When Medicaid pandemic protections expired on April 1, 2023, states were allowed to redetermine eligibility and begin terminating families’ Medicaid for the first time since February 2020.
During the first six months of this “unwinding,” more people have lost Medicaid than during any two-year period in American history. More than half of the 10 million people terminated from Medicaid thus far are estimated to come from communities of color. And more than 70% of people terminated from Medicaid may still be eligible.
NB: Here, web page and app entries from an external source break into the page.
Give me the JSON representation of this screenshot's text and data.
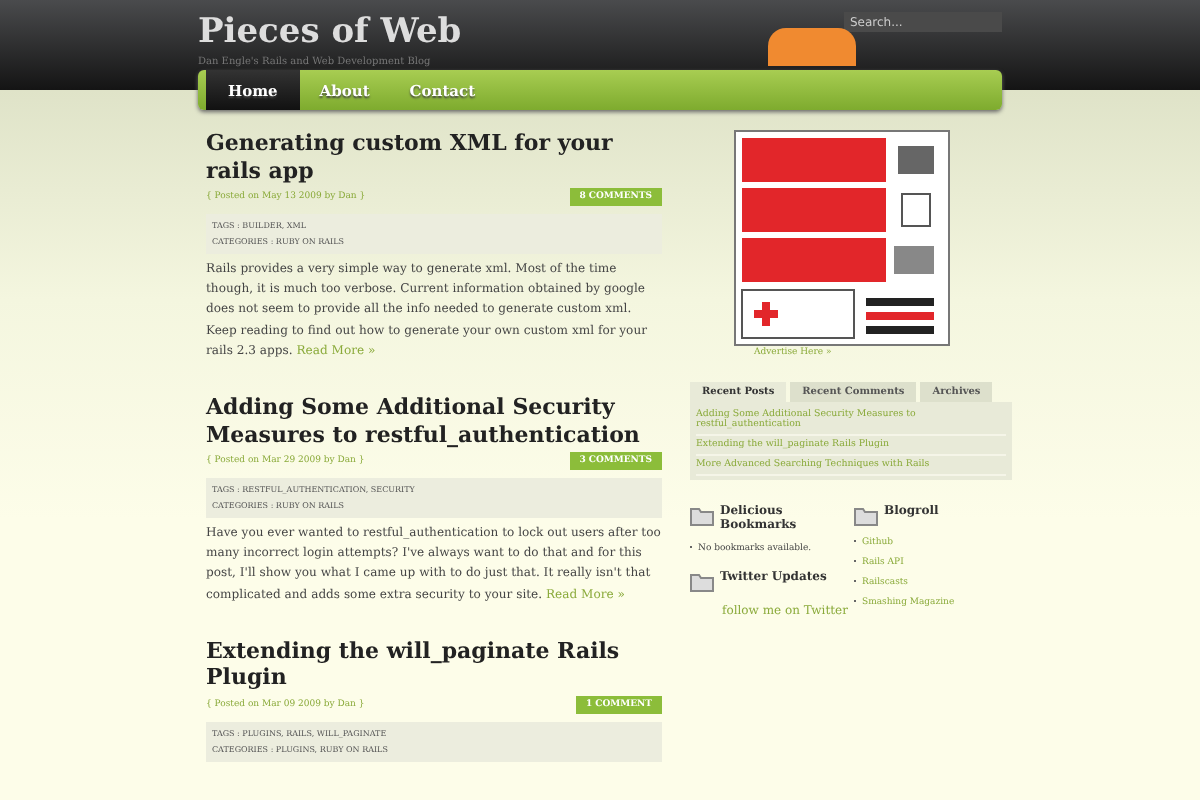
{
  "header": {
    "title": "Pieces of Web",
    "tagline": "Dan Engle's Rails and Web Development Blog",
    "search": {
      "placeholder": "Search..."
    }
  },
  "nav": [
    {
      "label": "Home",
      "selected": true
    },
    {
      "label": "About",
      "selected": false
    },
    {
      "label": "Contact",
      "selected": false
    }
  ],
  "posts": [
    {
      "title": "Generating custom XML for your rails app",
      "meta": "{ Posted on May 13 2009 by Dan }",
      "comments": "8 COMMENTS",
      "tags": "TAGS : BUILDER, XML",
      "categories": "CATEGORIES : RUBY ON RAILS",
      "body": "Rails provides a very simple way to generate xml. Most of the time though, it is much too verbose. Current information obtained by google does not seem to provide all the info needed to generate custom xml. Keep reading to find out how to generate your own custom xml for your rails 2.3 apps.",
      "more": "Read More »"
    },
    {
      "title": "Adding Some Additional Security Measures to restful_authentication",
      "meta": "{ Posted on Mar 29 2009 by Dan }",
      "comments": "3 COMMENTS",
      "tags": "TAGS : RESTFUL_AUTHENTICATION, SECURITY",
      "categories": "CATEGORIES : RUBY ON RAILS",
      "body": "Have you ever wanted to restful_authentication to lock out users after too many incorrect login attempts? I've always want to do that and for this post, I'll show you what I came up with to do just that. It really isn't that complicated and adds some extra security to your site.",
      "more": "Read More »"
    },
    {
      "title": "Extending the will_paginate Rails Plugin",
      "meta": "{ Posted on Mar 09 2009 by Dan }",
      "comments": "1 COMMENT",
      "tags": "TAGS : PLUGINS, RAILS, WILL_PAGINATE",
      "categories": "CATEGORIES : PLUGINS, RUBY ON RAILS"
    }
  ],
  "sidebar": {
    "advertise": "Advertise Here »",
    "tabs": [
      {
        "label": "Recent Posts",
        "selected": true
      },
      {
        "label": "Recent Comments",
        "selected": false
      },
      {
        "label": "Archives",
        "selected": false
      }
    ],
    "recent_posts": [
      "Adding Some Additional Security Measures to restful_authentication",
      "Extending the will_paginate Rails Plugin",
      "More Advanced Searching Techniques with Rails"
    ],
    "delicious": {
      "title": "Delicious Bookmarks",
      "items": [
        "No bookmarks available."
      ]
    },
    "twitter": {
      "title": "Twitter Updates",
      "link": "follow me on Twitter"
    },
    "blogroll": {
      "title": "Blogroll",
      "items": [
        "Github",
        "Rails API",
        "Railscasts",
        "Smashing Magazine"
      ]
    }
  }
}
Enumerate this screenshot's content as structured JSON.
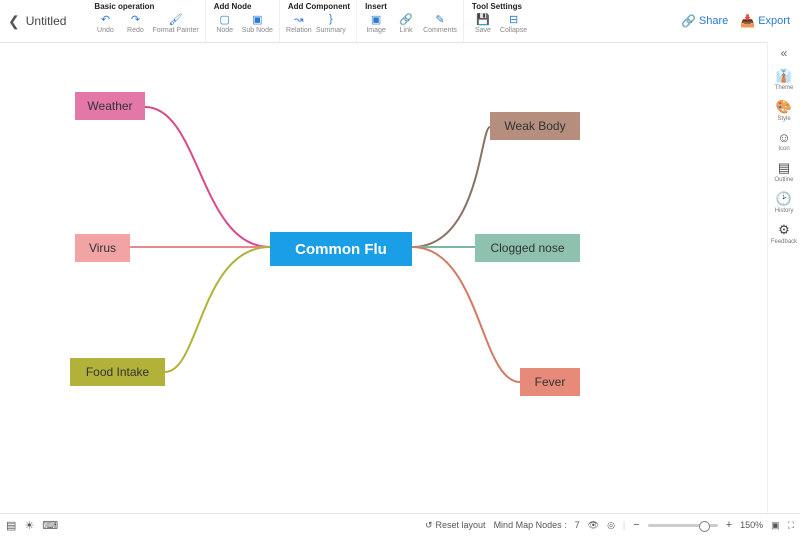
{
  "doc_title": "Untitled",
  "ribbon": {
    "basic": {
      "title": "Basic operation",
      "undo": "Undo",
      "redo": "Redo",
      "format": "Format Painter"
    },
    "addnode": {
      "title": "Add Node",
      "node": "Node",
      "subnode": "Sub Node"
    },
    "addcomp": {
      "title": "Add Component",
      "relation": "Relation",
      "summary": "Summary"
    },
    "insert": {
      "title": "Insert",
      "image": "Image",
      "link": "Link",
      "comments": "Comments"
    },
    "tool": {
      "title": "Tool Settings",
      "save": "Save",
      "collapse": "Collapse"
    }
  },
  "top_right": {
    "share": "Share",
    "export": "Export"
  },
  "right_panel": {
    "theme": "Theme",
    "style": "Style",
    "icon": "Icon",
    "outline": "Outline",
    "history": "History",
    "feedback": "Feedback"
  },
  "mindmap": {
    "center": "Common Flu",
    "nodes": {
      "weather": "Weather",
      "virus": "Virus",
      "food": "Food Intake",
      "weak": "Weak Body",
      "clogged": "Clogged nose",
      "fever": "Fever"
    }
  },
  "bottom": {
    "reset": "Reset layout",
    "nodes_label": "Mind Map Nodes :",
    "nodes_count": "7",
    "zoom": "150%"
  }
}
Their coverage is ending because of nothing more than missing paperwork, often resulting from needless state-imposed red tape and bureaucracy.
The power of state policy to determine unwinding results is illustrated by one key fact: if all states had paperwork termination rates as low as the 10 best states, two-thirds of paperwork terminations would have been prevented, and 4.5 million people would never have had their Medicaid taken away because of state-imposed red tape and bureaucracy.
We support the administration’s efforts to enforce federal law. And we call on all states to reduce procedural termination rates to the lowest possible level. Until state elected officials have reformed their Medicaid systems so that they would trust them with their own families’ health care, we urge states to place on hold all terminations that result from nothing more than missing paperwork.
Asian & Pacific Islander American Health Forum (APIAHF), The Leadership Conference on Civil and Human Rights, NAACP, National Council of Negro Women (NCNW), National Council of Urban Indian Health (NCUIH), National Urban League, Southern Poverty Law Center Action Fund, Coalition on Human Needs, and Protect Our Care